Nikolas Visco, a junior on the Riverhead High School varsity football team, was in critical condition Thursday at Stony Brook Children's Hospital after suffering from heatstroke during practice Monday, Dr. Daniel Sloniewsky said.
Visco, 16, also suffered from kidney and liver failure, Sloniewsky said.
"Currently, the main problem is his kidneys," Sloniewsky said Thursday. "He's on dialysis right now and it's not known yet if that is a permanent thing or just a temporary thing."
When asked for a prognosis, Sloniewsky said, "It's a little early to say. . . . He's not getting worse and he might be getting marginally better."
Visco's stepfather, Brian Tirado, told News 12 Long Island: "You see it happen on TV, but it's obviously very, very different when it happens to you. It's hitting very close to home. Mom is understandably upset. I have my moments -- good minutes and bad minutes. I wouldn't say good days yet."

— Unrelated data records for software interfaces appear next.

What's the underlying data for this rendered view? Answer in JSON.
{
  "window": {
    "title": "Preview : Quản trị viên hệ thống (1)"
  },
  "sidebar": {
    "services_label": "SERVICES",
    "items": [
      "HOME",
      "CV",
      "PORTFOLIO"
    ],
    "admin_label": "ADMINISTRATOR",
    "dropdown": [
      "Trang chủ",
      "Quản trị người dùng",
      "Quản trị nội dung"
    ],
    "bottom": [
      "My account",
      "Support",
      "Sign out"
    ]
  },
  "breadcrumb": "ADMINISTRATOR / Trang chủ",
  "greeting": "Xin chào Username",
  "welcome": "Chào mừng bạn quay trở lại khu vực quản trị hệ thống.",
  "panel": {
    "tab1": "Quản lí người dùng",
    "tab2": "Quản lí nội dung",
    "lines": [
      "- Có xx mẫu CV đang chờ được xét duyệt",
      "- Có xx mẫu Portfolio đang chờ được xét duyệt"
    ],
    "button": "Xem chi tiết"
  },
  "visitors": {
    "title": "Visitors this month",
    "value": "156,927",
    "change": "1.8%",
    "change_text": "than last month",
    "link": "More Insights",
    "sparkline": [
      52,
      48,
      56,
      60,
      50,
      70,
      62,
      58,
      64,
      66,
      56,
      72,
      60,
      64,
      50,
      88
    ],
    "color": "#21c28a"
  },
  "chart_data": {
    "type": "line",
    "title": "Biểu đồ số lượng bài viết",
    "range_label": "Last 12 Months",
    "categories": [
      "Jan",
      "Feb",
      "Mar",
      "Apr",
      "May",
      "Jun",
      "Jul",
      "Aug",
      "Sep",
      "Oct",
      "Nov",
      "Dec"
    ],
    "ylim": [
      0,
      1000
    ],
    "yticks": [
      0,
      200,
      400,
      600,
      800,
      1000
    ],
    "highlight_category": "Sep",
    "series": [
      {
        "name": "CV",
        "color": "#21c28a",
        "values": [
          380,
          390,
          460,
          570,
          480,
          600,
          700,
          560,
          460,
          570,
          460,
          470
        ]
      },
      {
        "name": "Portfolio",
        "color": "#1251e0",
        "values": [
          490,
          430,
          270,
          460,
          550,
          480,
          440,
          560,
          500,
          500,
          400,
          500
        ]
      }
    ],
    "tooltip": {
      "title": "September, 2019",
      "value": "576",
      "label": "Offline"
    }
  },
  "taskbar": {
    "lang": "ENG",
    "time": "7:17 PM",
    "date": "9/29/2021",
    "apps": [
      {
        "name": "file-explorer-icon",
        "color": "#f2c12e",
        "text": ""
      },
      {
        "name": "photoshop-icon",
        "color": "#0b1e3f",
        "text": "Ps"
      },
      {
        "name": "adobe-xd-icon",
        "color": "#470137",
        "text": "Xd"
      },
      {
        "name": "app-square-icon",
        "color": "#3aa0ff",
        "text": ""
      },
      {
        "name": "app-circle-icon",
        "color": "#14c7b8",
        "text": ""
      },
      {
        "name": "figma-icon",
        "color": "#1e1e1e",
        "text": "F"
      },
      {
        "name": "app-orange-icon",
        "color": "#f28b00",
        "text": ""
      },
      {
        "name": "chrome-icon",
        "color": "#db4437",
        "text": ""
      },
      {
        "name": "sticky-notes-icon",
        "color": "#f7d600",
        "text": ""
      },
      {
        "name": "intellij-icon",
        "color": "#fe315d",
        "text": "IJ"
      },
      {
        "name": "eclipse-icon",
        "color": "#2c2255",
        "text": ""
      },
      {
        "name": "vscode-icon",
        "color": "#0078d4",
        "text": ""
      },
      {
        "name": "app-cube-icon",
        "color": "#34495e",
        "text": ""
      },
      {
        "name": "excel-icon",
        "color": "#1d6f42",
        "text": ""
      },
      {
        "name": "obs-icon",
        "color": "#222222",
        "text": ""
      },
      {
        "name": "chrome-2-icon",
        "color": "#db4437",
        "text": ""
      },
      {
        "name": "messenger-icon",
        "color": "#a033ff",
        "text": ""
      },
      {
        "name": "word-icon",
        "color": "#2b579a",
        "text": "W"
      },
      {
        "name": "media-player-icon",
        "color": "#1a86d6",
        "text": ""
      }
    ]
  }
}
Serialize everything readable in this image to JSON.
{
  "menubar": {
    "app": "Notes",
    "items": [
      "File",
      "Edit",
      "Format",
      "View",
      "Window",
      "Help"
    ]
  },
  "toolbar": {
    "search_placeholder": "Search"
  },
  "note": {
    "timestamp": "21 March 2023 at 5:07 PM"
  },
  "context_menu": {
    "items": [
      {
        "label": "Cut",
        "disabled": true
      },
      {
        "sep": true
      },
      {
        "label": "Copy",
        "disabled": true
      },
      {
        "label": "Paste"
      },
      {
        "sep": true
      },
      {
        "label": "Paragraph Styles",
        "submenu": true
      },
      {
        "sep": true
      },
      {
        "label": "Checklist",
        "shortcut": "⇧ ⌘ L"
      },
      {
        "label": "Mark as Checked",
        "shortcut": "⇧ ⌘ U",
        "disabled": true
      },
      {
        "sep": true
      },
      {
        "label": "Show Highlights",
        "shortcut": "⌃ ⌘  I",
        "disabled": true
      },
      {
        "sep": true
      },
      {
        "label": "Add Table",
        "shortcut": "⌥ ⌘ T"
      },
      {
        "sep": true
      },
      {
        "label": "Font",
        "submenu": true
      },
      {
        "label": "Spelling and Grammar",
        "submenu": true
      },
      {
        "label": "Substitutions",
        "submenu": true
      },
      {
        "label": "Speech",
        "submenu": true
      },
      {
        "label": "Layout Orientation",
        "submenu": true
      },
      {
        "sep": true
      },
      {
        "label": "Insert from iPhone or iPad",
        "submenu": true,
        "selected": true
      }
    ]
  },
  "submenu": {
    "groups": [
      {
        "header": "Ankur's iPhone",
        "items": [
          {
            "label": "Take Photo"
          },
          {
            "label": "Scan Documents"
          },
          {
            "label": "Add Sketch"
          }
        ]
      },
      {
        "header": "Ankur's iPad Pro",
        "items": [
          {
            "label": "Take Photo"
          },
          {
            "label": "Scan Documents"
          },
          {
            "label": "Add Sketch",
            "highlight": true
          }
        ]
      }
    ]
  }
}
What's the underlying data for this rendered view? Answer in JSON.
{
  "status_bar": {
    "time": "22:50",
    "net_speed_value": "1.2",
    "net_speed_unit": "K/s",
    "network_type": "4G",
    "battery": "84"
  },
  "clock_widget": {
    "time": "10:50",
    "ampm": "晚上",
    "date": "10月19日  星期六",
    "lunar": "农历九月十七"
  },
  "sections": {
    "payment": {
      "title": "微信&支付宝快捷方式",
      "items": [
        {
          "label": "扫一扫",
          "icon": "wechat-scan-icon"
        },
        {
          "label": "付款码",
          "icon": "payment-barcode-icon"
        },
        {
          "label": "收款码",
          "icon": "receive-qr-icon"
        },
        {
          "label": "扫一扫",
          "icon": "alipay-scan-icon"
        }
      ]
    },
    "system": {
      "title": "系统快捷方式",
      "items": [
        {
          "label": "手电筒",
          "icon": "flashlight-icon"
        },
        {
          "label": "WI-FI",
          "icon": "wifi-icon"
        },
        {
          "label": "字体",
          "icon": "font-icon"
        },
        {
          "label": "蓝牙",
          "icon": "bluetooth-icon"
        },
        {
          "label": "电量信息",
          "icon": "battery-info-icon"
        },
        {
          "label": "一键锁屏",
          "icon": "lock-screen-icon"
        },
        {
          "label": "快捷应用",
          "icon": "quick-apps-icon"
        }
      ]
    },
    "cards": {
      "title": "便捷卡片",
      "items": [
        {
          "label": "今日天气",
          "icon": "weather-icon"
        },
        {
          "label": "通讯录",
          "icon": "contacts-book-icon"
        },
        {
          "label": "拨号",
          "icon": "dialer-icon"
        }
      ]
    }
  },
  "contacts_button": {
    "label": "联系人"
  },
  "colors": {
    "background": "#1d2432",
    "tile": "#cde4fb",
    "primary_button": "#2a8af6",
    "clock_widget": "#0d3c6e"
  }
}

Shortly after practice ended Monday morning, Visco told one of the team's coaches he wasn't feeling well, Riverhead football coach Leif Shay said. The team's trainer called an ambulance, which took Visco to Peconic Bay Medical Center in Riverhead.
Riverhead Superintendent of Schools Nancy Carney said that even though Section XI, the governing body for Suffolk County high school sports, did not declare a heat alert, "Our coaches were practicing under a self-imposed modified heat alert. They were working out in T-shirts and shorts and followed all state guidelines."
Section XI uses the heat index to determine whether to declare an alert. According to the National Weather Service readings for Westhampton Beach, the nearest measuring station, the temperature was 86 on Monday morning and the heat index was 92. A heat alert is mandatory when the index reaches 95.
Shay said the Riverhead ambulance responded within "two, three minutes."
Visco's temperature was 108 degrees when he arrived at Peconic Bay, and the hospital brought his temperature down to 103 before he was transferred to Stony Brook Children's Hospital, Sloniewsky said.
"They used ice, IV fluids and they put him in cooling blankets," Sloniewsky said. "When he arrived with us, his temperature had dropped significantly and within an hour or two, it was down below 100."
However, "he started to suffer failure of many of his organs -- his kidneys, his liver and he's on medicine to keep his blood pressure up," Sloniewsky said.
Sloniewsky added, "He'll probably be in the hospital for weeks, but whether he'll be in the ICU that long is hard to tell."
"My biggest goal and concern right now, above all else, is to get him off the [dialysis] machine and get him responding normally," Tirado told News 12 Long Island. "That's the priority. Anything after that we will deal with. I just want to get him to where he doesn't need a machine to sustain life."
With Gregg Sarra
and Laura Albanese